So why do people (especially dancers) often discredit Belly Dance as a true dance form? In my experience there are two main reasons.
One, people see untrained “Belly Dancers” in bars, nightclubs and at private parties. The “Go-Go Belly Dancers” (often noted by wearing cheap coin outfits and dancing on tables with dollar bills spewing out of their bras) are not representative of a trained dancer…by presentation or skill. These women are usually performing their own made up version of Belly Dance by mixing isolations with Go-Go Dance, and even Reggaeton. In establishments that allow this type of entertainment, there is rarely a studied professional so passerbys (and dancers alike!) walk away with this misconstrued understanding of what a trained Belly Dancer really looks like. It’s such a shame.
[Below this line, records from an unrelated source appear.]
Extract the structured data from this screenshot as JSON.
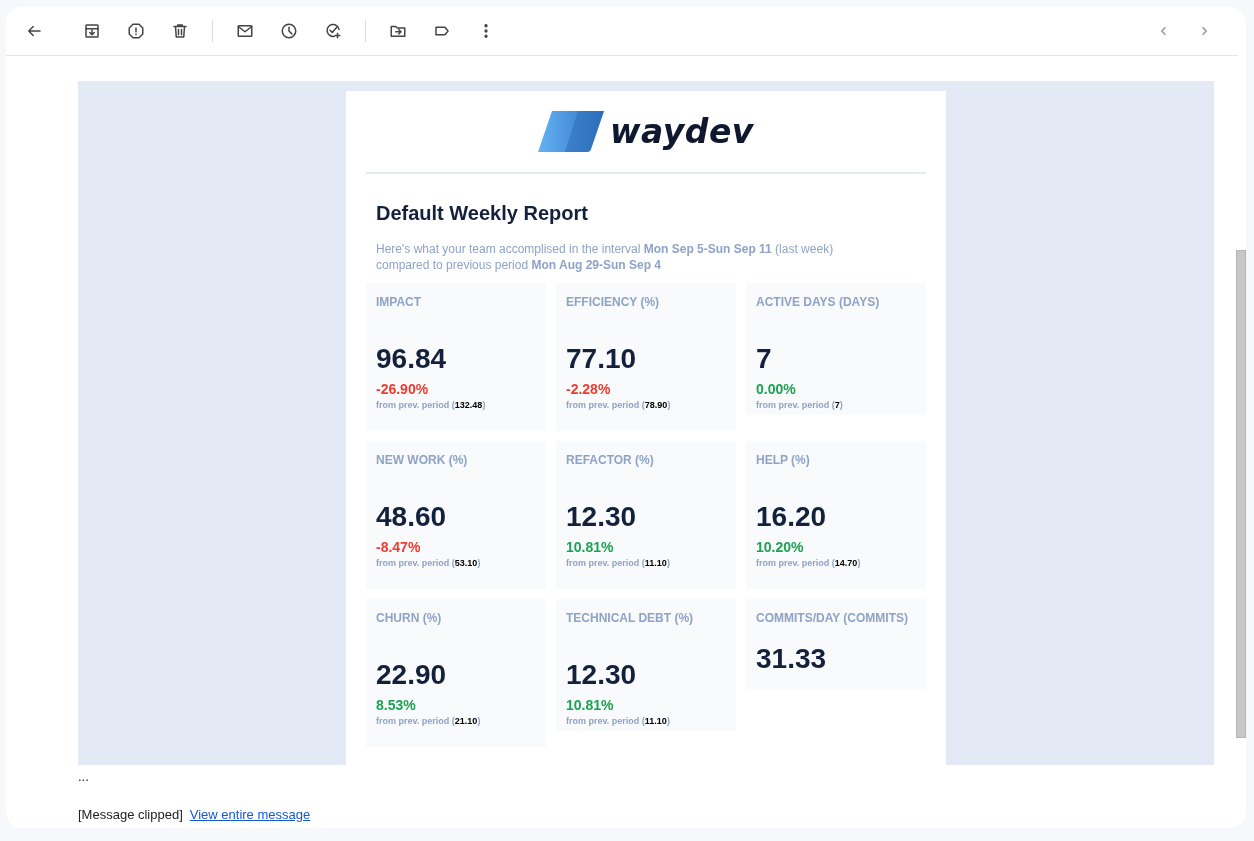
{
  "logo": {
    "wordmark": "waydev"
  },
  "report": {
    "title": "Default Weekly Report",
    "intro": "Here's what your team accomplised in the interval **Mon Sep 5-Sun Sep 11** (last week) compared to previous period **Mon Aug 29-Sun Sep 4**",
    "metrics": [
      {
        "label": "IMPACT",
        "value": "96.84",
        "change": "-26.90%",
        "color": "#ef3b2d",
        "note": "from prev. period (",
        "previous": "132.48",
        "note_end": ")"
      },
      {
        "label": "EFFICIENCY (%)",
        "value": "77.10",
        "change": "-2.28%",
        "color": "#ef3b2d",
        "note": "from prev. period (",
        "previous": "78.90",
        "note_end": ")"
      },
      {
        "label": "ACTIVE DAYS (DAYS)",
        "value": "7",
        "change": "0.00%",
        "color": "#1aa350",
        "note": "from prev. period (",
        "previous": "7",
        "note_end": ")"
      },
      {
        "label": "NEW WORK (%)",
        "value": "48.60",
        "change": "-8.47%",
        "color": "#ef3b2d",
        "note": "from prev. period (",
        "previous": "53.10",
        "note_end": ")"
      },
      {
        "label": "REFACTOR (%)",
        "value": "12.30",
        "change": "10.81%",
        "color": "#1aa350",
        "note": "from prev. period (",
        "previous": "11.10",
        "note_end": ")"
      },
      {
        "label": "HELP (%)",
        "value": "16.20",
        "change": "10.20%",
        "color": "#1aa350",
        "note": "from prev. period (",
        "previous": "14.70",
        "note_end": ")"
      },
      {
        "label": "CHURN (%)",
        "value": "22.90",
        "change": "8.53%",
        "color": "#1aa350",
        "note": "from prev. period (",
        "previous": "21.10",
        "note_end": ")"
      },
      {
        "label": "TECHNICAL DEBT (%)",
        "value": "12.30",
        "change": "10.81%",
        "color": "#1aa350",
        "note": "from prev. period (",
        "previous": "11.10",
        "note_end": ")"
      },
      {
        "label": "COMMITS/DAY (COMMITS)",
        "value": "31.33"
      }
    ]
  },
  "ellipsis": "...",
  "clipped": {
    "text": "[Message clipped]",
    "link": "View entire message"
  }
}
Second, people think Belly Dance is easy. The movements look so fluid and effortless…it must be easy. NOT! Many people don’t realize the level of technique, hard work and precision that goes into achieving those perfect isolations…the body control is exceptional! In addition, Belly Dance is more than just isolations. There is a TON of footwork —a lot of which we see in ballet. We have arabesques, chassés, chaines, pas de bourrées, grapevines, pirouettes, pliés, tondues, and the list goes on and on. There are many Belly Dancers who execute more footwork and turns than they do isolations. Even more noteworthy is the cultural component of studying Belly Dance. Trained dancers must learn to identify and dance to Middle Eastern rhythms (there’s over 50!!!)…this can take years and years to accomplish!
In short, it takes many years of learning discipline, coordination, skill, grace, musicality, and culture to become a skilled Belly Dancer. As one of the oldest known barefoot dances on this planet, Belly Dance (whether modern or traditional) deserves the respect to be valued as a real dance form!